-- Material for this exercise follows --

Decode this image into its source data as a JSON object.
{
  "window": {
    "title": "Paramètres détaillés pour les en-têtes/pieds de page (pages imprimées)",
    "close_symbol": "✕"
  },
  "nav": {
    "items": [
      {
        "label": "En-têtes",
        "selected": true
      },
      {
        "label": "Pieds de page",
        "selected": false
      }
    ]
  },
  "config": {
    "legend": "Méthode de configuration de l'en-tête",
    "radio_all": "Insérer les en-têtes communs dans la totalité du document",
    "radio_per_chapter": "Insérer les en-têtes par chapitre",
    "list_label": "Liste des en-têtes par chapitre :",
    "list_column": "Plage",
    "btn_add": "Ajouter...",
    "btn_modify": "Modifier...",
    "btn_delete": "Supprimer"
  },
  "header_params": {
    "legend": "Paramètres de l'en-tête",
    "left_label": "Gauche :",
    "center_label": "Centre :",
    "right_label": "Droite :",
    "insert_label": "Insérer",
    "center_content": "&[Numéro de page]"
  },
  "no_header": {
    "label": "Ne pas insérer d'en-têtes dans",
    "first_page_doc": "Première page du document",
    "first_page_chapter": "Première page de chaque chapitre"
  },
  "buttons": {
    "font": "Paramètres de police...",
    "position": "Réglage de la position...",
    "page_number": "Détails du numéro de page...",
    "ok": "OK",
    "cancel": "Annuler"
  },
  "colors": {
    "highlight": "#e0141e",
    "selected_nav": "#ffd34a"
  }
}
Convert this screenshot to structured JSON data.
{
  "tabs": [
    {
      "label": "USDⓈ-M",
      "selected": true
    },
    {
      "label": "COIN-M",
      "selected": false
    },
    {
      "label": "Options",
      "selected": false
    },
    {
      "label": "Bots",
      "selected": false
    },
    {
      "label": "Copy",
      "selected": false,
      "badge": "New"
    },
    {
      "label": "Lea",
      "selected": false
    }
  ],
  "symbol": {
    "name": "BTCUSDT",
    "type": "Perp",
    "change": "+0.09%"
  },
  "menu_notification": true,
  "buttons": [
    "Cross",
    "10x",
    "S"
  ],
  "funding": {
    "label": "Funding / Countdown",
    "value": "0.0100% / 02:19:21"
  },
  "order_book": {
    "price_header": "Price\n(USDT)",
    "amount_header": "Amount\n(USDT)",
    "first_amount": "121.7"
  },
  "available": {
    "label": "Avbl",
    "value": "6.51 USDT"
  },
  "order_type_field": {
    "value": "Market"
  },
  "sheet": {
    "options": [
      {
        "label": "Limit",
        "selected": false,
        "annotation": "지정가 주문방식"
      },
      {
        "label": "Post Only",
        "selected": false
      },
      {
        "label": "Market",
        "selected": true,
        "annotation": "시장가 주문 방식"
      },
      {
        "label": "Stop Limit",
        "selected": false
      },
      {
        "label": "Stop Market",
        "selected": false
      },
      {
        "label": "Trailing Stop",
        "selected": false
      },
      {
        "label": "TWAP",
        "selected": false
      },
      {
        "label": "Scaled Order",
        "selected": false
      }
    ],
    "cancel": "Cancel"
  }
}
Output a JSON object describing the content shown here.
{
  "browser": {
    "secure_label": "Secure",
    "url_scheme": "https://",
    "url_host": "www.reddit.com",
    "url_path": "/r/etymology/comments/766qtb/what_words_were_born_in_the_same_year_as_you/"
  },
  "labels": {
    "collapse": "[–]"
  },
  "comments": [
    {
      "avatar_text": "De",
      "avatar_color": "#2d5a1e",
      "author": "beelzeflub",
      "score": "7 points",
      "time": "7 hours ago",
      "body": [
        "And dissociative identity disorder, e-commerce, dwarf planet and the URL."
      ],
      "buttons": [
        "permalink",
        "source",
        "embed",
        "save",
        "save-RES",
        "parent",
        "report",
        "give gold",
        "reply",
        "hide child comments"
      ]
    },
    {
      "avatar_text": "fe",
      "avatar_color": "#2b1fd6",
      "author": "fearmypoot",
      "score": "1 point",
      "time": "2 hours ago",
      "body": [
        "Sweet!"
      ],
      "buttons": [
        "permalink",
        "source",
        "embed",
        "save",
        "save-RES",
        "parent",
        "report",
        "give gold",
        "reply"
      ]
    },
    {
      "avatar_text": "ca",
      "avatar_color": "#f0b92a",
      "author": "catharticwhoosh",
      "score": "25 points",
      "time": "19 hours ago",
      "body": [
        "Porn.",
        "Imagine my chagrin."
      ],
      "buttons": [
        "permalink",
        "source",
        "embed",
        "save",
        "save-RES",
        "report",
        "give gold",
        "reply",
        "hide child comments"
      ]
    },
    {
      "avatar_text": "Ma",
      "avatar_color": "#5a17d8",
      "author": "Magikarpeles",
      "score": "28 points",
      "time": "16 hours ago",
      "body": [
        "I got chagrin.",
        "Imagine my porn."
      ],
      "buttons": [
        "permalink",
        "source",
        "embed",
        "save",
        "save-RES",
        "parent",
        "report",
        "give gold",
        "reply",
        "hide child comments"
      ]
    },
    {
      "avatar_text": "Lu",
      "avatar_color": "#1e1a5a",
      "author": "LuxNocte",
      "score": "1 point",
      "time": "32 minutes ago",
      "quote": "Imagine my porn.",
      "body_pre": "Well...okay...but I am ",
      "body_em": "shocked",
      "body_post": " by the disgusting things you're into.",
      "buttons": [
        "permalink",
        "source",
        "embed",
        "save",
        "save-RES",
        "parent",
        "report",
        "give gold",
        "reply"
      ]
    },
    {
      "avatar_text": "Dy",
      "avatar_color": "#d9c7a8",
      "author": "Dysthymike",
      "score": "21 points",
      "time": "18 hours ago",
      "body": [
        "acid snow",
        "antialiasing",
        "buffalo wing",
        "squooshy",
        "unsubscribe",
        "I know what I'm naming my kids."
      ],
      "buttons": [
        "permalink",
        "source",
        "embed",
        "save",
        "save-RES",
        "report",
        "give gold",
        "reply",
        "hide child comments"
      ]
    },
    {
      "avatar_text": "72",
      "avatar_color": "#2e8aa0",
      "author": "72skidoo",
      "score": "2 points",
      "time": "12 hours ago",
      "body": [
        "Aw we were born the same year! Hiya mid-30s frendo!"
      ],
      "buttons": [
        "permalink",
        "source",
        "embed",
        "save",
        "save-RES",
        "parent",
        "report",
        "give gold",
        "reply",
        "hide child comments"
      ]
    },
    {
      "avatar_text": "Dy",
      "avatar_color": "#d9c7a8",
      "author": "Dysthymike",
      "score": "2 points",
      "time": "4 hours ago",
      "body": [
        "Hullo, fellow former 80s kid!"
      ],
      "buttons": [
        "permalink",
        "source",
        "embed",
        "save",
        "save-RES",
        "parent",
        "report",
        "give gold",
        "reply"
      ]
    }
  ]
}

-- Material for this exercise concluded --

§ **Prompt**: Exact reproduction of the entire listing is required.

§ **Exercise solution**:
Decode this image into its source data as a JSON object.
{
  "window": {
    "title": "Paramètres détaillés pour les en-têtes/pieds de page (pages imprimées)",
    "close_symbol": "✕"
  },
  "nav": {
    "items": [
      {
        "label": "En-têtes",
        "selected": true
      },
      {
        "label": "Pieds de page",
        "selected": false
      }
    ]
  },
  "config": {
    "legend": "Méthode de configuration de l'en-tête",
    "radio_all": "Insérer les en-têtes communs dans la totalité du document",
    "radio_per_chapter": "Insérer les en-têtes par chapitre",
    "list_label": "Liste des en-têtes par chapitre :",
    "list_column": "Plage",
    "btn_add": "Ajouter...",
    "btn_modify": "Modifier...",
    "btn_delete": "Supprimer"
  },
  "header_params": {
    "legend": "Paramètres de l'en-tête",
    "left_label": "Gauche :",
    "center_label": "Centre :",
    "right_label": "Droite :",
    "insert_label": "Insérer",
    "center_content": "&[Numéro de page]"
  },
  "no_header": {
    "label": "Ne pas insérer d'en-têtes dans",
    "first_page_doc": "Première page du document",
    "first_page_chapter": "Première page de chaque chapitre"
  },
  "buttons": {
    "font": "Paramètres de police...",
    "position": "Réglage de la position...",
    "page_number": "Détails du numéro de page...",
    "ok": "OK",
    "cancel": "Annuler"
  },
  "colors": {
    "highlight": "#e0141e",
    "selected_nav": "#ffd34a"
  }
}
Convert this screenshot to structured JSON data.
{
  "tabs": [
    {
      "label": "USDⓈ-M",
      "selected": true
    },
    {
      "label": "COIN-M",
      "selected": false
    },
    {
      "label": "Options",
      "selected": false
    },
    {
      "label": "Bots",
      "selected": false
    },
    {
      "label": "Copy",
      "selected": false,
      "badge": "New"
    },
    {
      "label": "Lea",
      "selected": false
    }
  ],
  "symbol": {
    "name": "BTCUSDT",
    "type": "Perp",
    "change": "+0.09%"
  },
  "menu_notification": true,
  "buttons": [
    "Cross",
    "10x",
    "S"
  ],
  "funding": {
    "label": "Funding / Countdown",
    "value": "0.0100% / 02:19:21"
  },
  "order_book": {
    "price_header": "Price\n(USDT)",
    "amount_header": "Amount\n(USDT)",
    "first_amount": "121.7"
  },
  "available": {
    "label": "Avbl",
    "value": "6.51 USDT"
  },
  "order_type_field": {
    "value": "Market"
  },
  "sheet": {
    "options": [
      {
        "label": "Limit",
        "selected": false,
        "annotation": "지정가 주문방식"
      },
      {
        "label": "Post Only",
        "selected": false
      },
      {
        "label": "Market",
        "selected": true,
        "annotation": "시장가 주문 방식"
      },
      {
        "label": "Stop Limit",
        "selected": false
      },
      {
        "label": "Stop Market",
        "selected": false
      },
      {
        "label": "Trailing Stop",
        "selected": false
      },
      {
        "label": "TWAP",
        "selected": false
      },
      {
        "label": "Scaled Order",
        "selected": false
      }
    ],
    "cancel": "Cancel"
  }
}
Output a JSON object describing the content shown here.
{
  "browser": {
    "secure_label": "Secure",
    "url_scheme": "https://",
    "url_host": "www.reddit.com",
    "url_path": "/r/etymology/comments/766qtb/what_words_were_born_in_the_same_year_as_you/"
  },
  "labels": {
    "collapse": "[–]"
  },
  "comments": [
    {
      "avatar_text": "De",
      "avatar_color": "#2d5a1e",
      "author": "beelzeflub",
      "score": "7 points",
      "time": "7 hours ago",
      "body": [
        "And dissociative identity disorder, e-commerce, dwarf planet and the URL."
      ],
      "buttons": [
        "permalink",
        "source",
        "embed",
        "save",
        "save-RES",
        "parent",
        "report",
        "give gold",
        "reply",
        "hide child comments"
      ]
    },
    {
      "avatar_text": "fe",
      "avatar_color": "#2b1fd6",
      "author": "fearmypoot",
      "score": "1 point",
      "time": "2 hours ago",
      "body": [
        "Sweet!"
      ],
      "buttons": [
        "permalink",
        "source",
        "embed",
        "save",
        "save-RES",
        "parent",
        "report",
        "give gold",
        "reply"
      ]
    },
    {
      "avatar_text": "ca",
      "avatar_color": "#f0b92a",
      "author": "catharticwhoosh",
      "score": "25 points",
      "time": "19 hours ago",
      "body": [
        "Porn.",
        "Imagine my chagrin."
      ],
      "buttons": [
        "permalink",
        "source",
        "embed",
        "save",
        "save-RES",
        "report",
        "give gold",
        "reply",
        "hide child comments"
      ]
    },
    {
      "avatar_text": "Ma",
      "avatar_color": "#5a17d8",
      "author": "Magikarpeles",
      "score": "28 points",
      "time": "16 hours ago",
      "body": [
        "I got chagrin.",
        "Imagine my porn."
      ],
      "buttons": [
        "permalink",
        "source",
        "embed",
        "save",
        "save-RES",
        "parent",
        "report",
        "give gold",
        "reply",
        "hide child comments"
      ]
    },
    {
      "avatar_text": "Lu",
      "avatar_color": "#1e1a5a",
      "author": "LuxNocte",
      "score": "1 point",
      "time": "32 minutes ago",
      "quote": "Imagine my porn.",
      "body_pre": "Well...okay...but I am ",
      "body_em": "shocked",
      "body_post": " by the disgusting things you're into.",
      "buttons": [
        "permalink",
        "source",
        "embed",
        "save",
        "save-RES",
        "parent",
        "report",
        "give gold",
        "reply"
      ]
    },
    {
      "avatar_text": "Dy",
      "avatar_color": "#d9c7a8",
      "author": "Dysthymike",
      "score": "21 points",
      "time": "18 hours ago",
      "body": [
        "acid snow",
        "antialiasing",
        "buffalo wing",
        "squooshy",
        "unsubscribe",
        "I know what I'm naming my kids."
      ],
      "buttons": [
        "permalink",
        "source",
        "embed",
        "save",
        "save-RES",
        "report",
        "give gold",
        "reply",
        "hide child comments"
      ]
    },
    {
      "avatar_text": "72",
      "avatar_color": "#2e8aa0",
      "author": "72skidoo",
      "score": "2 points",
      "time": "12 hours ago",
      "body": [
        "Aw we were born the same year! Hiya mid-30s frendo!"
      ],
      "buttons": [
        "permalink",
        "source",
        "embed",
        "save",
        "save-RES",
        "parent",
        "report",
        "give gold",
        "reply",
        "hide child comments"
      ]
    },
    {
      "avatar_text": "Dy",
      "avatar_color": "#d9c7a8",
      "author": "Dysthymike",
      "score": "2 points",
      "time": "4 hours ago",
      "body": [
        "Hullo, fellow former 80s kid!"
      ],
      "buttons": [
        "permalink",
        "source",
        "embed",
        "save",
        "save-RES",
        "parent",
        "report",
        "give gold",
        "reply"
      ]
    }
  ]
}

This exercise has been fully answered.